* U.S. crude stocks fall 5.8 mln barrels to 503.7 mln-API

Global markets well supplied as OPEC exports rise

* BAML, Bernstein, Saxo Bank cut oil price forecasts (Updates prices)

By Amanda Cooper

LONDON, July 6 (Reuters) - Oil rose on Thursday, recovering some ground after a surprisingly upbeat picture of U.S. demand halted the previous day's slide, although the prospect of oversupply in 2018 prompted yet more analysts to cut their price forecasts.

Brent crude futures were up 76 cents on the day at $48.55 a barrel by 1307 GMT. The price fell as much as 4.6 percent on Wednesday, before closing down 3.7 percent, its biggest one-day drop in a month.

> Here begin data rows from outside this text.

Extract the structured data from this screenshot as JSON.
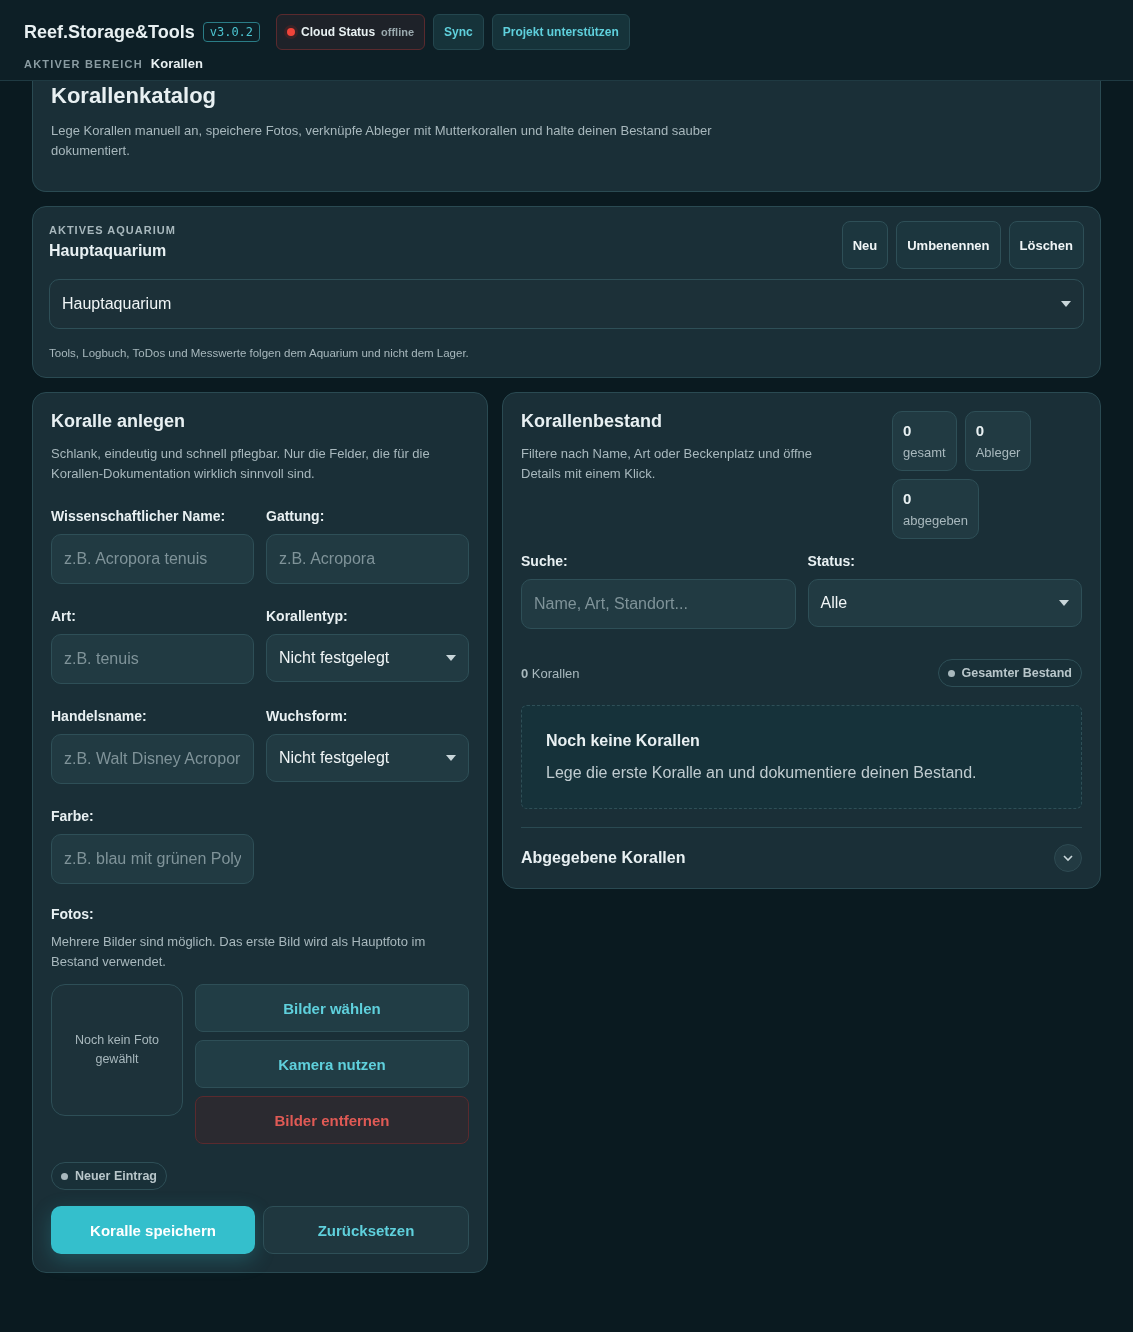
{
  "header": {
    "brand": "Reef.Storage&Tools",
    "version": "v3.0.2",
    "cloud": {
      "label": "Cloud Status",
      "status": "offline",
      "online": false
    },
    "buttons": [
      "Sync",
      "Projekt unterstützen"
    ],
    "area_label": "AKTIVER BEREICH",
    "area": "Korallen"
  },
  "catalog": {
    "title": "Korallenkatalog",
    "description": "Lege Korallen manuell an, speichere Fotos, verknüpfe Ableger mit Mutterkorallen und halte deinen Bestand sauber dokumentiert."
  },
  "aquarium": {
    "label": "AKTIVES AQUARIUM",
    "name": "Hauptaquarium",
    "buttons": [
      "Neu",
      "Umbenennen",
      "Löschen"
    ],
    "select": "Hauptaquarium",
    "note": "Tools, Logbuch, ToDos und Messwerte folgen dem Aquarium und nicht dem Lager."
  },
  "form": {
    "title": "Koralle anlegen",
    "description": "Schlank, eindeutig und schnell pflegbar. Nur die Felder, die für die Korallen-Dokumentation wirklich sinnvoll sind.",
    "fields": [
      {
        "label": "Wissenschaftlicher Name:",
        "kind": "input",
        "placeholder": "z.B. Acropora tenuis"
      },
      {
        "label": "Gattung:",
        "kind": "input",
        "placeholder": "z.B. Acropora"
      },
      {
        "label": "Art:",
        "kind": "input",
        "placeholder": "z.B. tenuis"
      },
      {
        "label": "Korallentyp:",
        "kind": "select",
        "value": "Nicht festgelegt"
      },
      {
        "label": "Handelsname:",
        "kind": "input",
        "placeholder": "z.B. Walt Disney Acropor"
      },
      {
        "label": "Wuchsform:",
        "kind": "select",
        "value": "Nicht festgelegt"
      },
      {
        "label": "Farbe:",
        "kind": "input",
        "placeholder": "z.B. blau mit grünen Poly"
      }
    ],
    "photos_label": "Fotos:",
    "photos_hint": "Mehrere Bilder sind möglich. Das erste Bild wird als Hauptfoto im Bestand verwendet.",
    "photo_empty": "Noch kein Foto gewählt",
    "photo_buttons": [
      {
        "label": "Bilder wählen",
        "kind": "normal"
      },
      {
        "label": "Kamera nutzen",
        "kind": "normal"
      },
      {
        "label": "Bilder entfernen",
        "kind": "danger"
      }
    ],
    "status_chip": "Neuer Eintrag",
    "save": "Koralle speichern",
    "reset": "Zurücksetzen"
  },
  "inventory": {
    "title": "Korallenbestand",
    "description": "Filtere nach Name, Art oder Beckenplatz und öffne Details mit einem Klick.",
    "stats": [
      {
        "value": "0",
        "label": "gesamt"
      },
      {
        "value": "0",
        "label": "Ableger"
      },
      {
        "value": "0",
        "label": "abgegeben"
      }
    ],
    "search_label": "Suche:",
    "search_placeholder": "Name, Art, Standort...",
    "status_label": "Status:",
    "status_value": "Alle",
    "count_number": "0",
    "count_label": "Korallen",
    "scope_chip": "Gesamter Bestand",
    "empty_title": "Noch keine Korallen",
    "empty_text": "Lege die erste Koralle an und dokumentiere deinen Bestand.",
    "given_away": {
      "title": "Abgegebene Korallen",
      "expanded": false
    }
  }
}
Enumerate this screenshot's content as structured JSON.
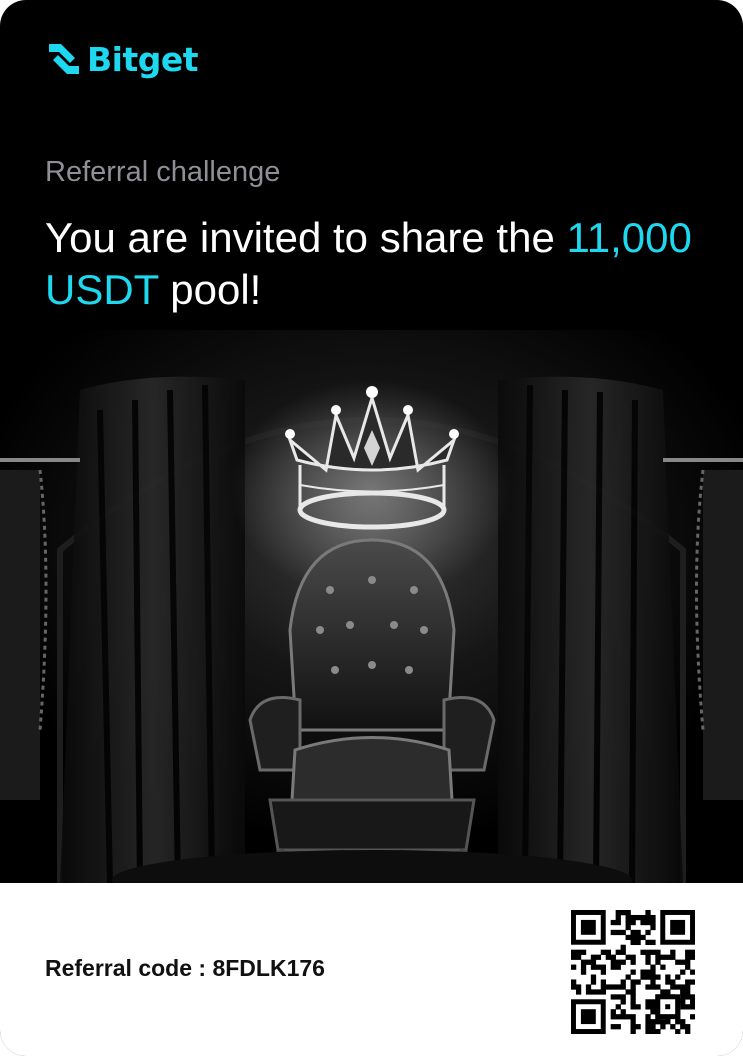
{
  "brand": {
    "name": "Bitget",
    "accent_color": "#1ed8ef",
    "logo_icon": "bitget-logo-icon"
  },
  "promo": {
    "eyebrow": "Referral challenge",
    "headline_prefix": "You are invited to share the ",
    "headline_amount": "11,000 USDT",
    "headline_suffix": " pool!"
  },
  "illustration": {
    "subject": "crown-throne-illustration"
  },
  "footer": {
    "referral_label": "Referral code : ",
    "referral_code": "8FDLK176",
    "qr_icon": "qr-code-icon"
  }
}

U.S. West Texas Intermediate crude futures were up 79 cents at $45.92 a barrel.

Data from the American Petroleum Institute (API) on Wednesday showed U.S. crude inventories fell more sharply than expected, down 5.8 million barrels in the week to June 30, against forecasts for a draw of 2.3 million barrels.

This comes on the heels of last week's set of data releases that painted a less worrying picture of supply in the United States, where crude output has moderated.

"A change in fortunes is afoot this morning as the energy complex recoups some losses after an upbeat report from the API on U.S. petroleum stocks," PVM Oil Associates analyst Stephen Brennock said in a note.

The oil price is heading for a 1.3 percent rise this week, but has tumbled from one-month highs just below $50 following evidence of rising exports and increased production from the Organization of the Petroleum Exporting Countries, despite the group's commitment to bolster the market by cutting output.

Weekly inventory figures from the U.S. Energy Information Administration (EIA) could confirm the hefty drop in crude stocks, thereby giving the oil price scope to rally further.

"If the EIA confirms the API figures, or better still comes in even stronger, then there is a potential for oil prices to completely reverse yesterday's drop," said Fawad Razaqzada, an analyst at Forex.com.

"However, the bar is raised now and the scope for disappointment is high. Thus, if the EIA data contradicts the API estimates, then expect the opposite reaction in oil prices."

Bank of America Merrill Lynch this week joined a chorus of analysts that have cut their outlook for crude prices.

The bank cut its average Brent forecasts to $50 this year and $52 per barrel in 2018, from $54 and $56 before.

Bernstein Research reduced its average Brent forecasts for 2017 and 2018 to $50 per barrel each, from $60 and $70 previously.

Saxo Bank said oil prices could rise towards $55 in coming months, but it expected lower prices towards the end of the year and into 2018.

(Additional reporting by Henning Gloystein in SINGAPORE; Editing by Dale Hudson)